(Dataset rows describing interfaces)
--
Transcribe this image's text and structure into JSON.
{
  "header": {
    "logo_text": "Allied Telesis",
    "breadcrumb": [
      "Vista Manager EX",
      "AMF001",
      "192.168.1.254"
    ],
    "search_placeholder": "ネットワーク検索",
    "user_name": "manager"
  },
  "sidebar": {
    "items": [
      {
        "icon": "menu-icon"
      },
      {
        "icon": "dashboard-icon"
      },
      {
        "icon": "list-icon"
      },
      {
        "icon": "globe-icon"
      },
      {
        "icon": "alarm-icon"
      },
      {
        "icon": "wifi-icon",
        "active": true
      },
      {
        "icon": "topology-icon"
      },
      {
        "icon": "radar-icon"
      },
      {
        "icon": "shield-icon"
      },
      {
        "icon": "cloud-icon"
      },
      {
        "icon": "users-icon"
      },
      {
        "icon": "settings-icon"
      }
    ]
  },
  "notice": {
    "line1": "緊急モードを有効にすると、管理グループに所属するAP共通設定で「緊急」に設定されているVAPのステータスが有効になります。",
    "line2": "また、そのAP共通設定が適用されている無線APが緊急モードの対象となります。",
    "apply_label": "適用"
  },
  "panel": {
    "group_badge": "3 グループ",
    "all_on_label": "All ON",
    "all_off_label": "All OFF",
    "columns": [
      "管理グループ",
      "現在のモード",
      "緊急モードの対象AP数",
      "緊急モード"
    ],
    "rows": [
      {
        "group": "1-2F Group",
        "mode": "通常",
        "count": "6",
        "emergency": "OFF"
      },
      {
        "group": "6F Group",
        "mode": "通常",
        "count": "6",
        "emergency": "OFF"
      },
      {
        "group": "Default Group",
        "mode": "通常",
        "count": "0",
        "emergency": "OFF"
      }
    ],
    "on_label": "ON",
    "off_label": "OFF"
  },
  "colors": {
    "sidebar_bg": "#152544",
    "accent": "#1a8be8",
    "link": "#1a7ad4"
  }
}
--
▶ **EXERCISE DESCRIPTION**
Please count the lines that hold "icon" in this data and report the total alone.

▶ **FINISHED TASK**
12